victims reported cessation of pains and early formation of eschars after exposure
to negative air ions. The study also showed that negative ionizers help people
to sleep better, by preventing the production of the chemical serotonin in the
brain and that people exposed to negative ion treatment perform much better
in mentally oriented activities than those who are not.
The negatively charged small ions are the most beneficial ones to all forms of life. For an indoor environment, the artificial production of negative air ions has been found to be an effective means of counter-acting the effects of excessive positive air ions. Negative air ions are destroyed by pollution and dust, which explains the low negative ion count in urban environments.
All air pollutants; nuclear, industrial and domestic, result in increasing the accumulation of positive charges in the surrounding atmosphere. The air in open country areas is predominantly positive due to probably wind-carried pollutants originating from distant industrial zones. At home, the screen of a television gives off electric emissions that generate positive charges in the air and on the surface of all items within its close vicinity. A negative ion generator, however, can neutralize positive emissions as they are produced.
Hot or cool air forced through the duck work of most central heating and air conditioning systems set up friction that results in the loss of almost all the negative ions and also draws most of the positive ions out of the air as well. This air with some positive and virtually no negative ions is forced out through vents into rooms, offices and passages. As it passes through the vents more friction is set up that generates an additional overload of positive ions. What finally comes out of most heating or air-conditioning outlets in the offices we work in and the rooms we live in is likely to be an overload of positive ions which will upset the mental and physical equilibrium of man, since too many positive ions will have you feeling depressed, lethargic and full of aches, pains and complaints.
If the positive ions naturally occur in high concentration, for instance, during
the onset of a hot and dry desert wind, it can cause depression, nausea, insomnia,
irritability, lassitude, migraine, asthma attacks and also disturb the normal
function of the thyroid glands (Gualtierotti et al.,
1968). In this way, the body may become exhausted and this state can lead
to an increase in accidents and violent crime. The disturbances mentioned above
can be counteracted with the beneficial effects of negative ions (Livanova

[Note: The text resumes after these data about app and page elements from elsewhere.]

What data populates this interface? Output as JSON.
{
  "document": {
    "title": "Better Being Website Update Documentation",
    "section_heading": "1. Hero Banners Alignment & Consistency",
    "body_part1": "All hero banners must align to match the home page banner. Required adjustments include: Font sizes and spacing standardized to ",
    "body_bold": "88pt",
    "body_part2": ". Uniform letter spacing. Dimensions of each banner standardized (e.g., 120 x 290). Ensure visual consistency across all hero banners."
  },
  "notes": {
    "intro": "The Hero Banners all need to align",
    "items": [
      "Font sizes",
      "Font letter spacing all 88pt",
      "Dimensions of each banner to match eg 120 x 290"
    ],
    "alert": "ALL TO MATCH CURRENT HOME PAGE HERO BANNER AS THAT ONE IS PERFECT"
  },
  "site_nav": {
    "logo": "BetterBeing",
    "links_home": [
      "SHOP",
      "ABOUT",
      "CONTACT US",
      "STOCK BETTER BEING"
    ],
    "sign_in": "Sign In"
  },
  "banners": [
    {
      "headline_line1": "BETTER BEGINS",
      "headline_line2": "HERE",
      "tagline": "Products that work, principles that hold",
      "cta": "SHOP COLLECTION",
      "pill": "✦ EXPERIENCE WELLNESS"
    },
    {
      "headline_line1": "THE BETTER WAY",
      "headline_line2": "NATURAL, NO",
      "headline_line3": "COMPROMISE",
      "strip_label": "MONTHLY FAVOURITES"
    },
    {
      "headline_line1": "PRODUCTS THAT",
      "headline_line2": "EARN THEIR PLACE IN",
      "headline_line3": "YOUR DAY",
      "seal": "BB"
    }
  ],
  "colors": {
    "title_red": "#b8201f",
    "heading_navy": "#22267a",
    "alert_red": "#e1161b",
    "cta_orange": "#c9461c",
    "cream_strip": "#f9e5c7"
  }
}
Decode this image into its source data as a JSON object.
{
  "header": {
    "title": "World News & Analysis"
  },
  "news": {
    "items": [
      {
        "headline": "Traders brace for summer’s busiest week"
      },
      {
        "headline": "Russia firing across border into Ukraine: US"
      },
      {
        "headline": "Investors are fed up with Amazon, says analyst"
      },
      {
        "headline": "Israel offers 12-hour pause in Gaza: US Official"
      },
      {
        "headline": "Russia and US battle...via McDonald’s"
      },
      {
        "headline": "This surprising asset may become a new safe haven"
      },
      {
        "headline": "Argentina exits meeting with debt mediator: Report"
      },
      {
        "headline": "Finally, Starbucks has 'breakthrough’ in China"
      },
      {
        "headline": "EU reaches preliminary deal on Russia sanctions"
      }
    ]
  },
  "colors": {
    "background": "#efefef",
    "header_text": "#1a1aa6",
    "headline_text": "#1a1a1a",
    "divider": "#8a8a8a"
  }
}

et al., 1999).
Environmental air ion concentration levels and balance can affect a wide range of biological organisms, including humans. Elevated negative air ion levels are believed to have beneficial effects on humans including enhanced feeling of relaxation, reduced tiredness, stress levels, irritability depression and tenseness.
Enhanced positive ion levels are also reported to have deleterious effect. Abundance of positive ions which is otherwise known as ion poisoning produces an overdose of stress-response neurohormone, serotonin, in human and animal systems.